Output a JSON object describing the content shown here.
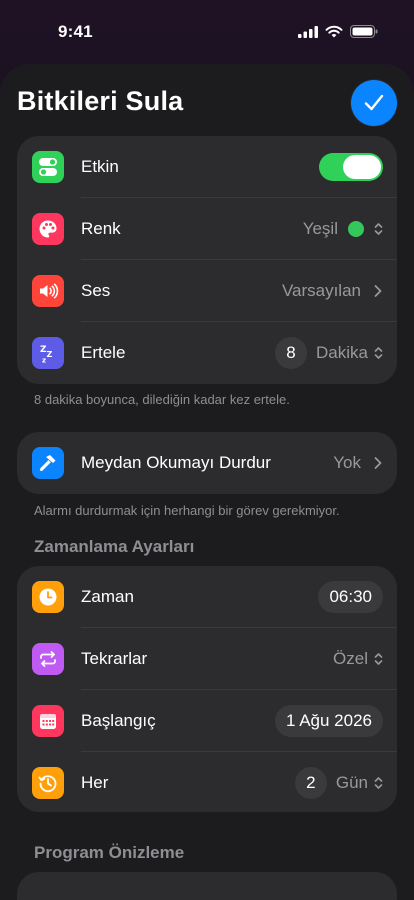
{
  "status": {
    "time": "9:41"
  },
  "header": {
    "title": "Bitkileri Sula"
  },
  "alarm_group": {
    "enabled": {
      "label": "Etkin",
      "on": true
    },
    "color": {
      "label": "Renk",
      "value": "Yeşil",
      "swatch": "#34c759"
    },
    "sound": {
      "label": "Ses",
      "value": "Varsayılan"
    },
    "snooze": {
      "label": "Ertele",
      "count": "8",
      "unit": "Dakika"
    }
  },
  "snooze_note": "8 dakika boyunca, dilediğin kadar kez ertele.",
  "challenge_group": {
    "row": {
      "label": "Meydan Okumayı Durdur",
      "value": "Yok"
    }
  },
  "challenge_note": "Alarmı durdurmak için herhangi bir görev gerekmiyor.",
  "schedule": {
    "header": "Zamanlama Ayarları",
    "time": {
      "label": "Zaman",
      "value": "06:30"
    },
    "repeats": {
      "label": "Tekrarlar",
      "value": "Özel"
    },
    "start": {
      "label": "Başlangıç",
      "value": "1 Ağu 2026"
    },
    "every": {
      "label": "Her",
      "count": "2",
      "unit": "Gün"
    }
  },
  "preview": {
    "header": "Program Önizleme"
  },
  "colors": {
    "accent": "#0a84ff",
    "toggle_on": "#30d158",
    "icon_green": "#30d158",
    "icon_red": "#ff375f",
    "icon_red2": "#ff453a",
    "icon_indigo": "#5e5ce6",
    "icon_blue": "#0a84ff",
    "icon_orange": "#ff9f0a",
    "icon_purple": "#bf5af2"
  }
}
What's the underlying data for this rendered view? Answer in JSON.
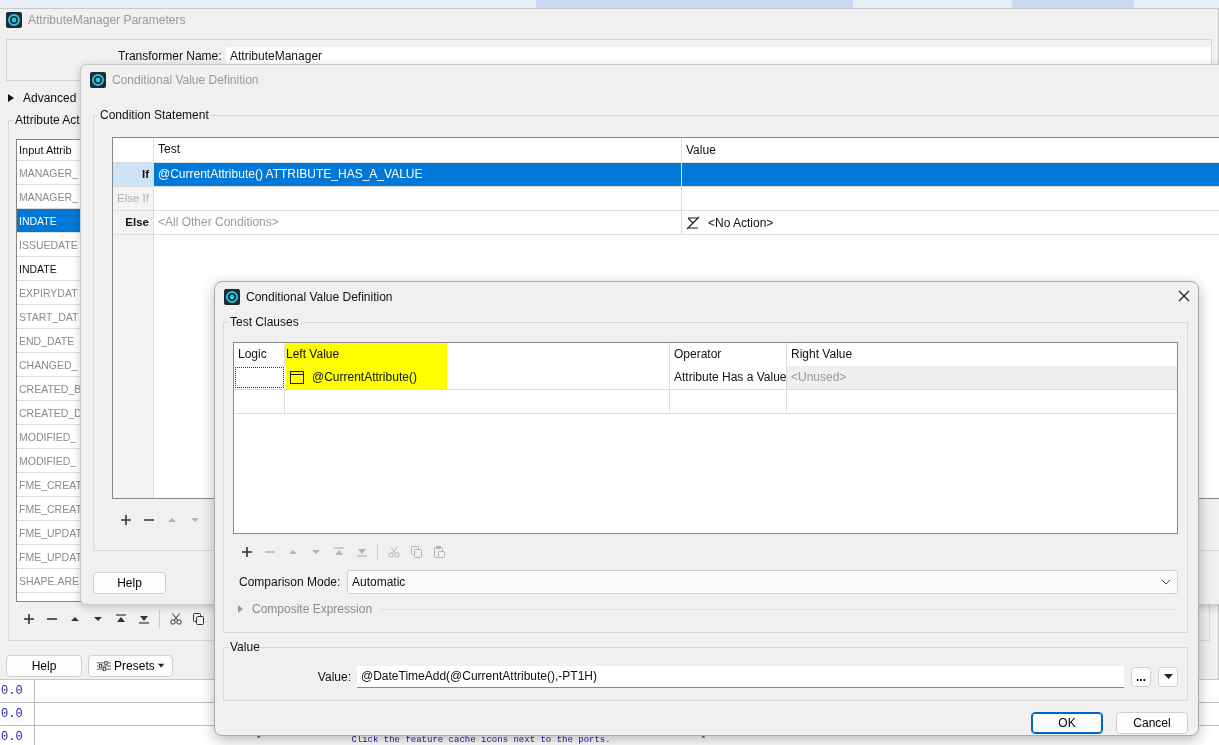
{
  "background": {
    "log_values": [
      "0.0",
      "0.0",
      "0.0"
    ],
    "console_line": {
      "left_mark": "*",
      "text": "Click the feature cache icons next to the ports.",
      "right_mark": "*"
    }
  },
  "parameters_window": {
    "title": "AttributeManager Parameters",
    "active": false,
    "transformer_name_label": "Transformer Name:",
    "transformer_name": "AttributeManager",
    "advanced": {
      "label": "Advanced",
      "expanded": false
    },
    "group_title": "Attribute Act",
    "table": {
      "header": "Input Attrib",
      "rows": [
        {
          "text": "MANAGER_",
          "selected": false,
          "dimmed": true
        },
        {
          "text": "MANAGER_",
          "selected": false,
          "dimmed": true
        },
        {
          "text": "INDATE",
          "selected": true,
          "dimmed": false
        },
        {
          "text": "ISSUEDATE",
          "selected": false,
          "dimmed": true
        },
        {
          "text": "INDATE",
          "selected": false,
          "dimmed": false
        },
        {
          "text": "EXPIRYDAT",
          "selected": false,
          "dimmed": true
        },
        {
          "text": "START_DAT",
          "selected": false,
          "dimmed": true
        },
        {
          "text": "END_DATE",
          "selected": false,
          "dimmed": true
        },
        {
          "text": "CHANGED_",
          "selected": false,
          "dimmed": true
        },
        {
          "text": "CREATED_B",
          "selected": false,
          "dimmed": true
        },
        {
          "text": "CREATED_D",
          "selected": false,
          "dimmed": true
        },
        {
          "text": "MODIFIED_",
          "selected": false,
          "dimmed": true
        },
        {
          "text": "MODIFIED_",
          "selected": false,
          "dimmed": true
        },
        {
          "text": "FME_CREAT",
          "selected": false,
          "dimmed": true
        },
        {
          "text": "FME_CREAT",
          "selected": false,
          "dimmed": true
        },
        {
          "text": "FME_UPDAT",
          "selected": false,
          "dimmed": true
        },
        {
          "text": "FME_UPDAT",
          "selected": false,
          "dimmed": true
        },
        {
          "text": "SHAPE.ARE",
          "selected": false,
          "dimmed": true
        }
      ]
    },
    "toolbar": [
      {
        "kind": "add",
        "disabled": false
      },
      {
        "kind": "remove",
        "disabled": false
      },
      {
        "kind": "up",
        "disabled": false
      },
      {
        "kind": "down",
        "disabled": false
      },
      {
        "kind": "top",
        "disabled": false
      },
      {
        "kind": "bottom",
        "disabled": false
      },
      {
        "kind": "cut",
        "disabled": false
      },
      {
        "kind": "copy",
        "disabled": false
      }
    ],
    "buttons": [
      {
        "kind": "help",
        "label": "Help"
      },
      {
        "kind": "presets",
        "label": "Presets"
      }
    ]
  },
  "condition_window": {
    "title": "Conditional Value Definition",
    "active": false,
    "group_title": "Condition Statement",
    "columns": [
      "Test",
      "Value"
    ],
    "rows": [
      {
        "label": "If",
        "label_disabled": false,
        "test": "@CurrentAttribute() ATTRIBUTE_HAS_A_VALUE",
        "test_greyed": false,
        "selected": true
      },
      {
        "label": "Else If",
        "label_disabled": true,
        "selected": false
      },
      {
        "label": "Else",
        "label_disabled": false,
        "test": "<All Other Conditions>",
        "test_greyed": true,
        "value": "<No Action>",
        "no_action_icon": true,
        "selected": false
      }
    ],
    "toolbar": [
      {
        "kind": "add",
        "disabled": false
      },
      {
        "kind": "remove",
        "disabled": false
      },
      {
        "kind": "up",
        "disabled": true
      },
      {
        "kind": "down",
        "disabled": true
      }
    ],
    "help_label": "Help"
  },
  "clause_window": {
    "title": "Conditional Value Definition",
    "active": true,
    "group_title": "Test Clauses",
    "columns": [
      {
        "label": "Logic",
        "highlighted": false
      },
      {
        "label": "Left Value",
        "highlighted": true
      },
      {
        "label": "Operator",
        "highlighted": false
      },
      {
        "label": "Right Value",
        "highlighted": false
      }
    ],
    "rows": [
      {
        "logic_focused": true,
        "left_value": "@CurrentAttribute()",
        "left_highlighted": true,
        "operator": "Attribute Has a Value",
        "right_value": "<Unused>",
        "right_unused": true
      }
    ],
    "toolbar": [
      {
        "kind": "add",
        "disabled": false
      },
      {
        "kind": "remove",
        "disabled": true
      },
      {
        "kind": "up",
        "disabled": true
      },
      {
        "kind": "down",
        "disabled": true
      },
      {
        "kind": "top",
        "disabled": true
      },
      {
        "kind": "bottom",
        "disabled": true
      },
      {
        "kind": "cut",
        "disabled": true
      },
      {
        "kind": "copy",
        "disabled": true
      },
      {
        "kind": "paste",
        "disabled": true
      }
    ],
    "comparison_mode": {
      "label": "Comparison Mode:",
      "value": "Automatic"
    },
    "composite_expression": {
      "label": "Composite Expression",
      "expanded": false,
      "disabled": true
    },
    "value_group": {
      "title": "Value",
      "label": "Value:",
      "value": "@DateTimeAdd(@CurrentAttribute(),-PT1H)",
      "browse_label": "..."
    },
    "buttons": [
      {
        "label": "OK",
        "default": true
      },
      {
        "label": "Cancel",
        "default": false
      }
    ]
  }
}
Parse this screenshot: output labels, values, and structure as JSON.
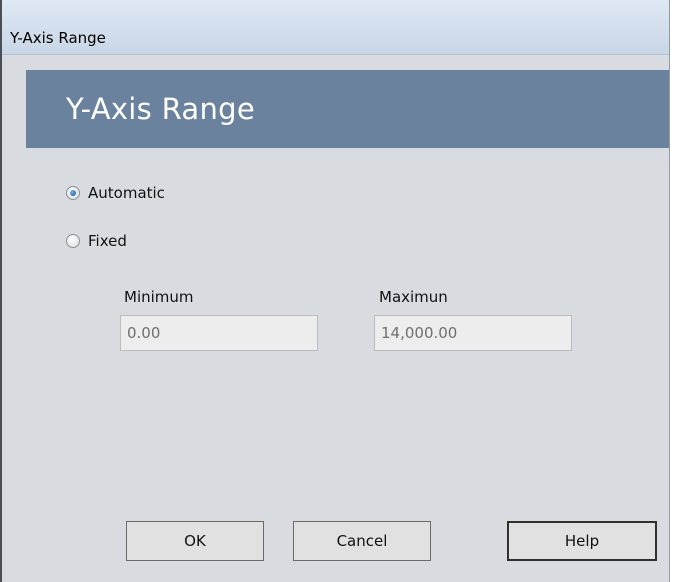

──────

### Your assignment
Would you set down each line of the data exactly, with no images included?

### Final answer
Output a JSON object describing the content shown here.
{
  "status": {
    "time": "9:41"
  },
  "header": {
    "title": "Bitkileri Sula"
  },
  "alarm_group": {
    "enabled": {
      "label": "Etkin",
      "on": true
    },
    "color": {
      "label": "Renk",
      "value": "Yeşil",
      "swatch": "#34c759"
    },
    "sound": {
      "label": "Ses",
      "value": "Varsayılan"
    },
    "snooze": {
      "label": "Ertele",
      "count": "8",
      "unit": "Dakika"
    }
  },
  "snooze_note": "8 dakika boyunca, dilediğin kadar kez ertele.",
  "challenge_group": {
    "row": {
      "label": "Meydan Okumayı Durdur",
      "value": "Yok"
    }
  },
  "challenge_note": "Alarmı durdurmak için herhangi bir görev gerekmiyor.",
  "schedule": {
    "header": "Zamanlama Ayarları",
    "time": {
      "label": "Zaman",
      "value": "06:30"
    },
    "repeats": {
      "label": "Tekrarlar",
      "value": "Özel"
    },
    "start": {
      "label": "Başlangıç",
      "value": "1 Ağu 2026"
    },
    "every": {
      "label": "Her",
      "count": "2",
      "unit": "Gün"
    }
  },
  "preview": {
    "header": "Program Önizleme"
  },
  "colors": {
    "accent": "#0a84ff",
    "toggle_on": "#30d158",
    "icon_green": "#30d158",
    "icon_red": "#ff375f",
    "icon_red2": "#ff453a",
    "icon_indigo": "#5e5ce6",
    "icon_blue": "#0a84ff",
    "icon_orange": "#ff9f0a",
    "icon_purple": "#bf5af2"
  }
}
What's the underlying data for this rendered view? Answer in JSON.
{
  "background": {
    "log_values": [
      "0.0",
      "0.0",
      "0.0"
    ],
    "console_line": {
      "left_mark": "*",
      "text": "Click the feature cache icons next to the ports.",
      "right_mark": "*"
    }
  },
  "parameters_window": {
    "title": "AttributeManager Parameters",
    "active": false,
    "transformer_name_label": "Transformer Name:",
    "transformer_name": "AttributeManager",
    "advanced": {
      "label": "Advanced",
      "expanded": false
    },
    "group_title": "Attribute Act",
    "table": {
      "header": "Input Attrib",
      "rows": [
        {
          "text": "MANAGER_",
          "selected": false,
          "dimmed": true
        },
        {
          "text": "MANAGER_",
          "selected": false,
          "dimmed": true
        },
        {
          "text": "INDATE",
          "selected": true,
          "dimmed": false
        },
        {
          "text": "ISSUEDATE",
          "selected": false,
          "dimmed": true
        },
        {
          "text": "INDATE",
          "selected": false,
          "dimmed": false
        },
        {
          "text": "EXPIRYDAT",
          "selected": false,
          "dimmed": true
        },
        {
          "text": "START_DAT",
          "selected": false,
          "dimmed": true
        },
        {
          "text": "END_DATE",
          "selected": false,
          "dimmed": true
        },
        {
          "text": "CHANGED_",
          "selected": false,
          "dimmed": true
        },
        {
          "text": "CREATED_B",
          "selected": false,
          "dimmed": true
        },
        {
          "text": "CREATED_D",
          "selected": false,
          "dimmed": true
        },
        {
          "text": "MODIFIED_",
          "selected": false,
          "dimmed": true
        },
        {
          "text": "MODIFIED_",
          "selected": false,
          "dimmed": true
        },
        {
          "text": "FME_CREAT",
          "selected": false,
          "dimmed": true
        },
        {
          "text": "FME_CREAT",
          "selected": false,
          "dimmed": true
        },
        {
          "text": "FME_UPDAT",
          "selected": false,
          "dimmed": true
        },
        {
          "text": "FME_UPDAT",
          "selected": false,
          "dimmed": true
        },
        {
          "text": "SHAPE.ARE",
          "selected": false,
          "dimmed": true
        }
      ]
    },
    "toolbar": [
      {
        "kind": "add",
        "disabled": false
      },
      {
        "kind": "remove",
        "disabled": false
      },
      {
        "kind": "up",
        "disabled": false
      },
      {
        "kind": "down",
        "disabled": false
      },
      {
        "kind": "top",
        "disabled": false
      },
      {
        "kind": "bottom",
        "disabled": false
      },
      {
        "kind": "cut",
        "disabled": false
      },
      {
        "kind": "copy",
        "disabled": false
      }
    ],
    "buttons": [
      {
        "kind": "help",
        "label": "Help"
      },
      {
        "kind": "presets",
        "label": "Presets"
      }
    ]
  },
  "condition_window": {
    "title": "Conditional Value Definition",
    "active": false,
    "group_title": "Condition Statement",
    "columns": [
      "Test",
      "Value"
    ],
    "rows": [
      {
        "label": "If",
        "label_disabled": false,
        "test": "@CurrentAttribute() ATTRIBUTE_HAS_A_VALUE",
        "test_greyed": false,
        "selected": true
      },
      {
        "label": "Else If",
        "label_disabled": true,
        "selected": false
      },
      {
        "label": "Else",
        "label_disabled": false,
        "test": "<All Other Conditions>",
        "test_greyed": true,
        "value": "<No Action>",
        "no_action_icon": true,
        "selected": false
      }
    ],
    "toolbar": [
      {
        "kind": "add",
        "disabled": false
      },
      {
        "kind": "remove",
        "disabled": false
      },
      {
        "kind": "up",
        "disabled": true
      },
      {
        "kind": "down",
        "disabled": true
      }
    ],
    "help_label": "Help"
  },
  "clause_window": {
    "title": "Conditional Value Definition",
    "active": true,
    "group_title": "Test Clauses",
    "columns": [
      {
        "label": "Logic",
        "highlighted": false
      },
      {
        "label": "Left Value",
        "highlighted": true
      },
      {
        "label": "Operator",
        "highlighted": false
      },
      {
        "label": "Right Value",
        "highlighted": false
      }
    ],
    "rows": [
      {
        "logic_focused": true,
        "left_value": "@CurrentAttribute()",
        "left_highlighted": true,
        "operator": "Attribute Has a Value",
        "right_value": "<Unused>",
        "right_unused": true
      }
    ],
    "toolbar": [
      {
        "kind": "add",
        "disabled": false
      },
      {
        "kind": "remove",
        "disabled": true
      },
      {
        "kind": "up",
        "disabled": true
      },
      {
        "kind": "down",
        "disabled": true
      },
      {
        "kind": "top",
        "disabled": true
      },
      {
        "kind": "bottom",
        "disabled": true
      },
      {
        "kind": "cut",
        "disabled": true
      },
      {
        "kind": "copy",
        "disabled": true
      },
      {
        "kind": "paste",
        "disabled": true
      }
    ],
    "comparison_mode": {
      "label": "Comparison Mode:",
      "value": "Automatic"
    },
    "composite_expression": {
      "label": "Composite Expression",
      "expanded": false,
      "disabled": true
    },
    "value_group": {
      "title": "Value",
      "label": "Value:",
      "value": "@DateTimeAdd(@CurrentAttribute(),-PT1H)",
      "browse_label": "..."
    },
    "buttons": [
      {
        "label": "OK",
        "default": true
      },
      {
        "label": "Cancel",
        "default": false
      }
    ]
  }
}
Parse this screenshot: output labels, values, and structure as JSON.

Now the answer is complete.